COLUMN-US East Coast crude oil imports set to plunge: Campbell
By Robert Campbell
NEW YORK Dec 7 (Reuters) - Imports of foreign crude oil by U.S. East Coast refineries will plunge next year, leaving more West African light sweet crude oil looking for a home in the European or Asian markets.
New rail facilities set to open up and down the coast next year will give regional refiners the chance to replace a significant chunk -- perhaps half or even more-- of the roughly 750,000 barrels per day in non-Canadian foreign crude they currently import.
Factor in the possibility that U.S. crude oil from the Gulf of Mexico could start being shipped to Eastern Canadian oil refineries by tanker and a potentially dramatic shift in the Atlantic basin market seems poised to occur.
First consider the growing rail infrastructure. Two railway terminals at Albany, New York will have a combined nameplate capacity of 295,000 bpd of crude.
Early next year rail unloading capacity at PBF Energy Inc's Delaware City refinery will rise to 110,000 bpd. A similar story is unfolding at the nearby Philadelphia Energy Solutions' refinery, where rail unloading capacity will rise to at least 140,000 bpd.

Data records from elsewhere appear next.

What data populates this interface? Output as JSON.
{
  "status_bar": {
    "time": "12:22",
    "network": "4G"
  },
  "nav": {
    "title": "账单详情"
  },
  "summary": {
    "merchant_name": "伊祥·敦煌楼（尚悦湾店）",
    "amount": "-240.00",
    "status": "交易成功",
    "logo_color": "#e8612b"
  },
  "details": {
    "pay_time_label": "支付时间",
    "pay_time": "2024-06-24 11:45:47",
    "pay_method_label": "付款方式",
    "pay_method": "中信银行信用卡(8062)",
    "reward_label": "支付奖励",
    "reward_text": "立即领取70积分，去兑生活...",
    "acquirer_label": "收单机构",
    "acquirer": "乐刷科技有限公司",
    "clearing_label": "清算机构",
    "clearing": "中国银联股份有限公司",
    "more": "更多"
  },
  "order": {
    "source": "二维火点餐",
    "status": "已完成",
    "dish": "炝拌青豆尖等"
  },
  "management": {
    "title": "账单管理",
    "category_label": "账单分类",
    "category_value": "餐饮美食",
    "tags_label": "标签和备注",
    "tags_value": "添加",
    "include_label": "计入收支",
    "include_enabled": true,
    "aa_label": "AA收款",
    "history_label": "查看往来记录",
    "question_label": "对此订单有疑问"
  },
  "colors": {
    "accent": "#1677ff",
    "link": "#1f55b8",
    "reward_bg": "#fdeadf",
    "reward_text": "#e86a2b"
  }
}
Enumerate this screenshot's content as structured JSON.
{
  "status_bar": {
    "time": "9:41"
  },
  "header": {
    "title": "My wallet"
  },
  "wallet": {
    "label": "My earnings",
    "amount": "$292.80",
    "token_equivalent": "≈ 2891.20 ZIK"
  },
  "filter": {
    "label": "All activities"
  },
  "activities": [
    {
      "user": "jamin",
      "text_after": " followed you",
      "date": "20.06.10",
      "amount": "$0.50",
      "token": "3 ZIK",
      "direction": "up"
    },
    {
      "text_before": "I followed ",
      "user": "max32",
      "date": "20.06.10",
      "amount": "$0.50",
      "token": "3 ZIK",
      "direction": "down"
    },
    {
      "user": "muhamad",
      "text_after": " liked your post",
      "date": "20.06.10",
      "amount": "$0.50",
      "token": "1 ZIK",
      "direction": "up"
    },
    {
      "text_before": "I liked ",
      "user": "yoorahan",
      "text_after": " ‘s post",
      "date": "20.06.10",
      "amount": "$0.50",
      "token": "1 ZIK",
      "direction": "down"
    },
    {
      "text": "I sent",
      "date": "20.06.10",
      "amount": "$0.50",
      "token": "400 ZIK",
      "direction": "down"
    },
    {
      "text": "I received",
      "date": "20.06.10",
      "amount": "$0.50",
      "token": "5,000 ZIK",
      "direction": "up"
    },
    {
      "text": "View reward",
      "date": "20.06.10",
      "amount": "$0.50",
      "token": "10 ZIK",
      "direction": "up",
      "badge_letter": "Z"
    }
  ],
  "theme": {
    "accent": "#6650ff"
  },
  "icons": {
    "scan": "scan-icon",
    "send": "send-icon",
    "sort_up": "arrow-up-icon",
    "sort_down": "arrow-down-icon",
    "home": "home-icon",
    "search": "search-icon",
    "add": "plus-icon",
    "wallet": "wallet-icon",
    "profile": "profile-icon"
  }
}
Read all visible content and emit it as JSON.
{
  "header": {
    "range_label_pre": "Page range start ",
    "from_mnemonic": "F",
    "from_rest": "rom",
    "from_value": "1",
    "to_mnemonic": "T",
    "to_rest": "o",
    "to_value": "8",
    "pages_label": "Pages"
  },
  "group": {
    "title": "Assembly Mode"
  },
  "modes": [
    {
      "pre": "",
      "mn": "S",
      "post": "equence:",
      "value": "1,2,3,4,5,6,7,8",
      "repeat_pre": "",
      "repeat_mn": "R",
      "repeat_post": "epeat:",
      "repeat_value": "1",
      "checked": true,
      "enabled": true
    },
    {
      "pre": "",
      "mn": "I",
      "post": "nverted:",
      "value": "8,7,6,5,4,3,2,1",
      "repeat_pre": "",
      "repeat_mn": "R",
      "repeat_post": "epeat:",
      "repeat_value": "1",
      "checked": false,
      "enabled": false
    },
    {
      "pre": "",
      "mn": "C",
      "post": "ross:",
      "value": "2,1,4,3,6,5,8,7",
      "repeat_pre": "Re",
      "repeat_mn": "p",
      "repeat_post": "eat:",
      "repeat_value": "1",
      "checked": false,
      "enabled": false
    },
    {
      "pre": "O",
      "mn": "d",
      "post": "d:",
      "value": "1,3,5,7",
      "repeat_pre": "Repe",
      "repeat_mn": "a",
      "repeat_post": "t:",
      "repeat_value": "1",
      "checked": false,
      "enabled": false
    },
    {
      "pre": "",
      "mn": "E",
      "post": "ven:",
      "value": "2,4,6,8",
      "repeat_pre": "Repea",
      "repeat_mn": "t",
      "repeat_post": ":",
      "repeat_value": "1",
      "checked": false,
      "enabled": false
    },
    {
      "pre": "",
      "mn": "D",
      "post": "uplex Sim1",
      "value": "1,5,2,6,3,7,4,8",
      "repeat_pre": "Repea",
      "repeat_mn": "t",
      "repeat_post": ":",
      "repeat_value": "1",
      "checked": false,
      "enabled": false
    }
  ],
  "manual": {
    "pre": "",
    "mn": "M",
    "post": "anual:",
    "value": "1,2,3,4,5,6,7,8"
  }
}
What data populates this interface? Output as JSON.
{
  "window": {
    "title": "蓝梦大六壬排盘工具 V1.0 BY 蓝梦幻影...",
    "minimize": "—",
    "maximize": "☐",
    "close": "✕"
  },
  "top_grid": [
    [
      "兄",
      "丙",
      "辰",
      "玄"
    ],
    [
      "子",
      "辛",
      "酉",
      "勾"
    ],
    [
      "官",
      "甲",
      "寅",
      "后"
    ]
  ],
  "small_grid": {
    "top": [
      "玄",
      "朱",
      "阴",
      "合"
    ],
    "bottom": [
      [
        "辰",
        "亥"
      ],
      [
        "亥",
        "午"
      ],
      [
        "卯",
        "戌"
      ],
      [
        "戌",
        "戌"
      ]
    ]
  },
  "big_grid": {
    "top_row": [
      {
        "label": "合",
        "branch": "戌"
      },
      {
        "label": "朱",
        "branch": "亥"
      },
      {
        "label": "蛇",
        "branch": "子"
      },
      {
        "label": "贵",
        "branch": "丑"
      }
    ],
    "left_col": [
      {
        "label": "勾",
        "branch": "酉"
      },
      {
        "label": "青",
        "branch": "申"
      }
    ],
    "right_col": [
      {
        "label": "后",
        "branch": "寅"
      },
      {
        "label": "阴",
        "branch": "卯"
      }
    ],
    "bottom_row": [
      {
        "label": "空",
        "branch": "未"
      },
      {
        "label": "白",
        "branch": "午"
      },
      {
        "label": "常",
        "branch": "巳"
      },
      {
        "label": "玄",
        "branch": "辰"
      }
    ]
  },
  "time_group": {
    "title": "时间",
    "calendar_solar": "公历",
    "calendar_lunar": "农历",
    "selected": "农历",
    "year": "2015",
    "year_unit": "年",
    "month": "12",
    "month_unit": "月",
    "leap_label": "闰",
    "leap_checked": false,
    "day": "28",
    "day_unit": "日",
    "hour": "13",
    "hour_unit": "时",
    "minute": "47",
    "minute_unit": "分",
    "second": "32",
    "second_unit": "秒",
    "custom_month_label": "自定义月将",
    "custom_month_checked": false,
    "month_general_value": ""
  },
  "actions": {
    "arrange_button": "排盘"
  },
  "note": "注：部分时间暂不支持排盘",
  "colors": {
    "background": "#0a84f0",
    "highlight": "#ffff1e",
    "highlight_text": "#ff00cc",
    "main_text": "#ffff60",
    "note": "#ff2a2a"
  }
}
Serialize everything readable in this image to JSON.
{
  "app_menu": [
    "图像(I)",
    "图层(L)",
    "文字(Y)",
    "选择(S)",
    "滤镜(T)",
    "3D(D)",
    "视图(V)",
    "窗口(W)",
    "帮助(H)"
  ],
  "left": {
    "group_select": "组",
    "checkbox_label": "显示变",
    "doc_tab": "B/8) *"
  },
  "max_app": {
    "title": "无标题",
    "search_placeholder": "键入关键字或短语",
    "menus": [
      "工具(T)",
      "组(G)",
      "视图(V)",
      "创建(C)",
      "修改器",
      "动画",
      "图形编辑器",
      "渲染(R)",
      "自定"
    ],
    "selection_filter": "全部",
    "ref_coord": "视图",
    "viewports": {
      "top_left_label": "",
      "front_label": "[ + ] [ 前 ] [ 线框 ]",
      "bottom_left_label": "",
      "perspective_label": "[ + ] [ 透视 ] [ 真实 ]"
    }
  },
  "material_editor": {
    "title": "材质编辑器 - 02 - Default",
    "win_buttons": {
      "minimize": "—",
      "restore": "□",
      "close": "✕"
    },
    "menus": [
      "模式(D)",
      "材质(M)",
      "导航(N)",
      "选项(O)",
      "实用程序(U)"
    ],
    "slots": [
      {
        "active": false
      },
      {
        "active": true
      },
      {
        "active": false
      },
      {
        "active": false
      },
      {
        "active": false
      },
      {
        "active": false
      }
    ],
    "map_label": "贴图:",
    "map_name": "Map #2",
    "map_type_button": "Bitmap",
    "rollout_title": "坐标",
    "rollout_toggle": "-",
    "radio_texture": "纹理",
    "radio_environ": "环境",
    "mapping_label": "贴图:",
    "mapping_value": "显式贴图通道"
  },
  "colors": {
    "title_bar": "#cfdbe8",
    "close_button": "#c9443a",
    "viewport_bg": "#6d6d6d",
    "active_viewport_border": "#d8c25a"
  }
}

These three sites are only a sampling. Other terminals are near completion in Virginia and Florida, where they will have easy access to coastal barge networks.
The PBF facility may well be used to bring Canadian heavy crude to the East Coast as the two PBF refineries at Paulsboro, New Jersey and Delaware City, Delaware are the most capable of handling lower quality crude in the coastal region. Continued...